[4] Rosalie is a consummate liar. She made up the foster care/adoption story on the spot. She's had years of practice to be able to generate a credible story and deliver it with rock solid sincerity. That's what it is to be a vampire living among people. But it still made visiting Renée a rather difficult thing to orchestrate for Edward back in Eclipse and then for Rosalie in my story "Our First Time."

[5] "We're roommates, and there's no Charlie supervision," pretty much describes what happens in at least half the chapters of "The Bells are Ringing" … over and over again. IYKWIM AITTYD.

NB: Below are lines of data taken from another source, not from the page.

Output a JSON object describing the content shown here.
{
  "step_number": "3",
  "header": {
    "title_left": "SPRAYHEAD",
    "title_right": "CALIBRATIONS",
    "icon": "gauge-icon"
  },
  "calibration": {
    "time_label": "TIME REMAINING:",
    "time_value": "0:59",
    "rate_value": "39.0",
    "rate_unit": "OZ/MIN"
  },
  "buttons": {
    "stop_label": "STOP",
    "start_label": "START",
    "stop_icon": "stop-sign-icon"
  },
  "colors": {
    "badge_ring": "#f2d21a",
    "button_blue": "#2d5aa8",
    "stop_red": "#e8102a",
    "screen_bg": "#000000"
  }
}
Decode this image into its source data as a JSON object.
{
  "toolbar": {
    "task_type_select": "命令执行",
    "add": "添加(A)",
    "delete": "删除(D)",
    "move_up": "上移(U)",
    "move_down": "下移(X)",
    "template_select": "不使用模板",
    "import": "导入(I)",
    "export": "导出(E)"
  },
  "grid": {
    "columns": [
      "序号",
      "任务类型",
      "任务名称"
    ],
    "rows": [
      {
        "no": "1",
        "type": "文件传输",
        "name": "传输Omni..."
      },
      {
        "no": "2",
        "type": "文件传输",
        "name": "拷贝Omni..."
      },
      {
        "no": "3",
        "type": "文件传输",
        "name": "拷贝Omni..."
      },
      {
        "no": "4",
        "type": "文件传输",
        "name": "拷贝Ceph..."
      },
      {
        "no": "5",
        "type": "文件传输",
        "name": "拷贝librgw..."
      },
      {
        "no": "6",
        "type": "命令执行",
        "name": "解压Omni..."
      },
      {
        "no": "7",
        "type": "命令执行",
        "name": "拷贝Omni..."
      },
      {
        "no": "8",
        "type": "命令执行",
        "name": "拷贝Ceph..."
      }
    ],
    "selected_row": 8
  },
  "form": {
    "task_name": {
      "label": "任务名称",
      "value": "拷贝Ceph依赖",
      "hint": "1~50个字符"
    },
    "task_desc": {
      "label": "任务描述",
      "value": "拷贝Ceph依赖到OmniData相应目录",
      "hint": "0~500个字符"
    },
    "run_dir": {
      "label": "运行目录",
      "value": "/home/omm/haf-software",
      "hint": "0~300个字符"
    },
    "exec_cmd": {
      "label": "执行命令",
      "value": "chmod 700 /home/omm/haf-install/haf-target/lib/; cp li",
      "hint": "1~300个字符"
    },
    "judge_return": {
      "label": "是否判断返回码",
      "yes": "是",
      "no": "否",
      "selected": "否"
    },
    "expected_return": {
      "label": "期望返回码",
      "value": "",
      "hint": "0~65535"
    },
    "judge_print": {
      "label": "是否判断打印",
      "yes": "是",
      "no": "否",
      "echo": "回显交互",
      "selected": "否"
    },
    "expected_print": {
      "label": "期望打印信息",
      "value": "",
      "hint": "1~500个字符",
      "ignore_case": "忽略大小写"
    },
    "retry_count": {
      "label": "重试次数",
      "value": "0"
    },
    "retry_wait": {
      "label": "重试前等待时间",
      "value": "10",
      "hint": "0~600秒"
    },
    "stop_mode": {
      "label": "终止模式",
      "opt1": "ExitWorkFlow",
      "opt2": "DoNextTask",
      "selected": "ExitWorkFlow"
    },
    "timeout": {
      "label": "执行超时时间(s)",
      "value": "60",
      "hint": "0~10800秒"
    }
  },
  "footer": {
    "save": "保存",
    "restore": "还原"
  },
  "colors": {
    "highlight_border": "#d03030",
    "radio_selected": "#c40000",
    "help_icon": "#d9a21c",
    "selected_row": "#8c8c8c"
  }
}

[6] The title. Yeah. There were a wee bit o' fireworks going on in this story, weren't there? Well, yeah: anytime you put feisty Bella and righteous Rosalie together, between the sheets or otherwise, there's some explosive somethings bound to happen. God, I love this couple: they are just so sweet and so right for each other, balancing each other perfectly. And then a reviewer mentioned that compared to a vampire's existence, a human life burns so brightly and briefly, like a roman candle in the wind, and that metaphor was just so true and so beautiful. AND … well, it just so happens to be the 4th of July, which is Independence Day for the U.S.A. and usually the festivities include launch of various kinds and assortments of fireworks. This story is my fireworks present for you. Happy July 4th!